**** Given data
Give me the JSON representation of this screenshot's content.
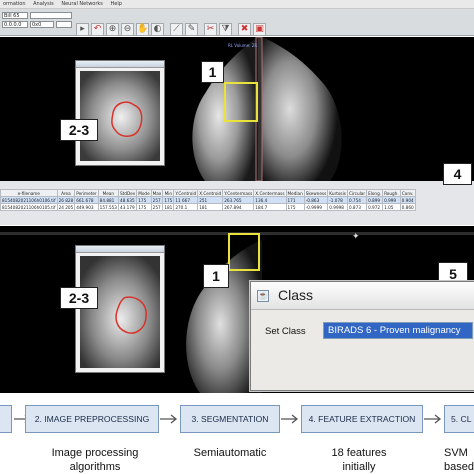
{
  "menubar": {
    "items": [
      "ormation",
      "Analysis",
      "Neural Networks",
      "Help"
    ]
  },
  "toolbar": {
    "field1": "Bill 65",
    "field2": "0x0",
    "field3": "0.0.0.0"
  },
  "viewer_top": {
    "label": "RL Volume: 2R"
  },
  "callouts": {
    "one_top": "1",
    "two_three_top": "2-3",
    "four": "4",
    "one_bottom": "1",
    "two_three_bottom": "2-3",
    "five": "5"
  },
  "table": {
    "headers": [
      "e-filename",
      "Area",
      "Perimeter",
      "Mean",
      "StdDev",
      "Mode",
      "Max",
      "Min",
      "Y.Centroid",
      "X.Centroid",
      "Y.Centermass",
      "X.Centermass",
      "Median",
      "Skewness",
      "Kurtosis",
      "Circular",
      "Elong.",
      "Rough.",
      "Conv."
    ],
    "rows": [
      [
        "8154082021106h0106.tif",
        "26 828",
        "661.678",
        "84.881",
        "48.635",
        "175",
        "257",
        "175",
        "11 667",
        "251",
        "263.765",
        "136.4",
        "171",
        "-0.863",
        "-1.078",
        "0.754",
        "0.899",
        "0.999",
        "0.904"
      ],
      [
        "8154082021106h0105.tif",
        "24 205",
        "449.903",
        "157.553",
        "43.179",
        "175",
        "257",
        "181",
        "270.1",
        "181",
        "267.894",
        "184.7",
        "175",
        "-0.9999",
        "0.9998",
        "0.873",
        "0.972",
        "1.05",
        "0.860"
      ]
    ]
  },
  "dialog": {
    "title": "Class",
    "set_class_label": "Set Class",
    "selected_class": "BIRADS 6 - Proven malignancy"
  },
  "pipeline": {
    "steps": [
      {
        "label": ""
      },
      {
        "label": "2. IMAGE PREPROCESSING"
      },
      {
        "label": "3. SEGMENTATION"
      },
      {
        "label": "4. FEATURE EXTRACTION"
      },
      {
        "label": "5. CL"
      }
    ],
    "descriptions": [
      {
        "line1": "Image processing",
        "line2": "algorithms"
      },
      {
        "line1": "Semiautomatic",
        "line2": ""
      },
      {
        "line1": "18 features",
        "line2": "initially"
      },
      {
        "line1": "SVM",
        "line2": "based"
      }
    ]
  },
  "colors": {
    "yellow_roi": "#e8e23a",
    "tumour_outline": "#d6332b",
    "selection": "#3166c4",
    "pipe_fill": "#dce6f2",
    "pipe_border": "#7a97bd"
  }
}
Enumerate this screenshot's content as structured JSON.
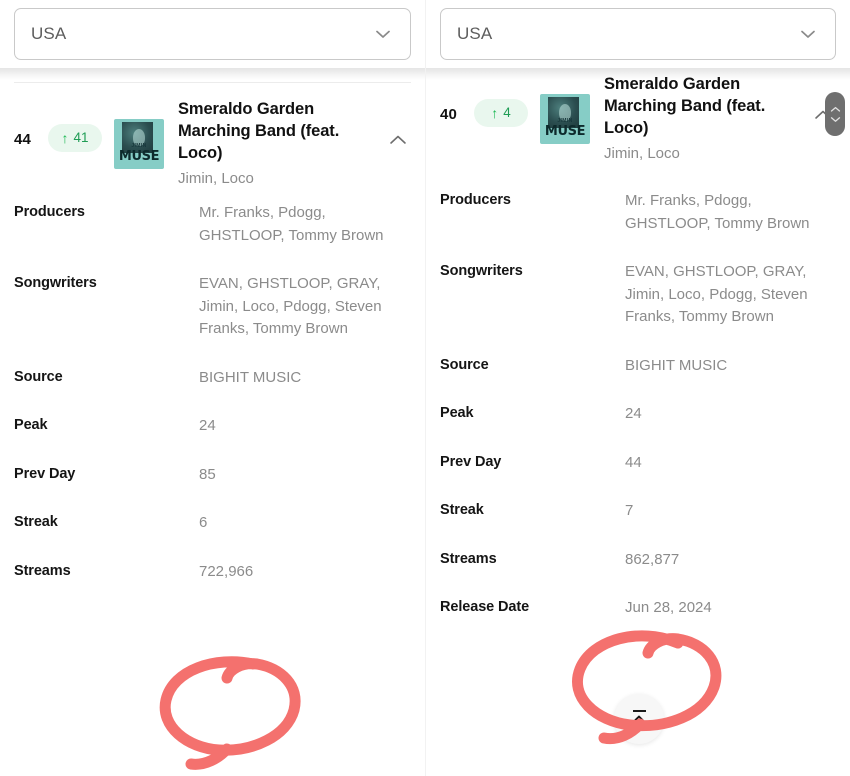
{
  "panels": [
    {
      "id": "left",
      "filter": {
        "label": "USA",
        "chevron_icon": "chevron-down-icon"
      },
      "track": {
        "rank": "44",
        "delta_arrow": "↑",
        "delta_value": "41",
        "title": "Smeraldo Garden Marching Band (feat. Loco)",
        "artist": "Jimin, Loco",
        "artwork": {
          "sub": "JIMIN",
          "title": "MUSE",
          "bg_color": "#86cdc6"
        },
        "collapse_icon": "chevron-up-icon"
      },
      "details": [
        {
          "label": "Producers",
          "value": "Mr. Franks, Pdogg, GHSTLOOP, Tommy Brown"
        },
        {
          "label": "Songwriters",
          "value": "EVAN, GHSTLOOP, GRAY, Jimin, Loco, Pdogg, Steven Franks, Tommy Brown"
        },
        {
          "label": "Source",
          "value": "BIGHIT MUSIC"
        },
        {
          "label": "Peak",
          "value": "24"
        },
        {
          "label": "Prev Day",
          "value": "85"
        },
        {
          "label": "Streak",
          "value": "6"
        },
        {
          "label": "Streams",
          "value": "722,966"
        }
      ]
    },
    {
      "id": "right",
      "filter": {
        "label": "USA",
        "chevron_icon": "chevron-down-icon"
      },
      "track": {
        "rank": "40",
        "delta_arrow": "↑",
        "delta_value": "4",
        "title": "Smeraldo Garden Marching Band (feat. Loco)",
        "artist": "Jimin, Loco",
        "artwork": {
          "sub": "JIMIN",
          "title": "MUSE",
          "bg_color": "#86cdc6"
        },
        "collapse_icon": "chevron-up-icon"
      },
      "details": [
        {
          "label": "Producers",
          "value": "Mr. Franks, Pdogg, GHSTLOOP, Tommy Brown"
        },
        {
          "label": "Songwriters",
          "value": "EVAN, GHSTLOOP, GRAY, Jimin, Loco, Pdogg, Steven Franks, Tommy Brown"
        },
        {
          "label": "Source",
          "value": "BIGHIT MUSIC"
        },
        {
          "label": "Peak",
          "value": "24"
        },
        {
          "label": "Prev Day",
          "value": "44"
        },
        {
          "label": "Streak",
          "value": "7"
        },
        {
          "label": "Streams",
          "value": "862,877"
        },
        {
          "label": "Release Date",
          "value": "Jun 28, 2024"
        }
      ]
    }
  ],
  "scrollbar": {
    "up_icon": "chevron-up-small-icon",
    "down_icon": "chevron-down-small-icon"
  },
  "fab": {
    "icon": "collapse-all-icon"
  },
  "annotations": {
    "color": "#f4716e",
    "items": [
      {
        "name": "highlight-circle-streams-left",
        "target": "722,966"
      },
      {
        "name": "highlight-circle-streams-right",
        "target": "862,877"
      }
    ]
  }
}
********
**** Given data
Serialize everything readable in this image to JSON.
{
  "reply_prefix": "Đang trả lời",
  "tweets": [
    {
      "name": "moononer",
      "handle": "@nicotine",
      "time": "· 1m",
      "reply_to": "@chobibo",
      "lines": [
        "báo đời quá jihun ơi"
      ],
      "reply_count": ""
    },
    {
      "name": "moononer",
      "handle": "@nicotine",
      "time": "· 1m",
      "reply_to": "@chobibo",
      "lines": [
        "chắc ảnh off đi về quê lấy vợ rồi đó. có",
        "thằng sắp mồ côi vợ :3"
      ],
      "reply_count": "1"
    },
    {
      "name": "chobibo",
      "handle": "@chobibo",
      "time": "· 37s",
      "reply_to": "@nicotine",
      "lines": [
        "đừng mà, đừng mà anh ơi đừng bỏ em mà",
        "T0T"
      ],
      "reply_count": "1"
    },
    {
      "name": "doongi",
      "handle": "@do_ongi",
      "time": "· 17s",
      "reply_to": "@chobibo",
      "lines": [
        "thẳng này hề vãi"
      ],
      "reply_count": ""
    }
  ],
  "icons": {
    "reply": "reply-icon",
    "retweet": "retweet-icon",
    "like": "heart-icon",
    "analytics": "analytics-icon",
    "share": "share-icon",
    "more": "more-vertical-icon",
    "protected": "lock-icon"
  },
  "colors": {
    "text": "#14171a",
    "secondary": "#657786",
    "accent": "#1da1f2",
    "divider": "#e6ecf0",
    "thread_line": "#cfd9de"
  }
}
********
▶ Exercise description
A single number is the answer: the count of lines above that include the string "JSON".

▶ Output
3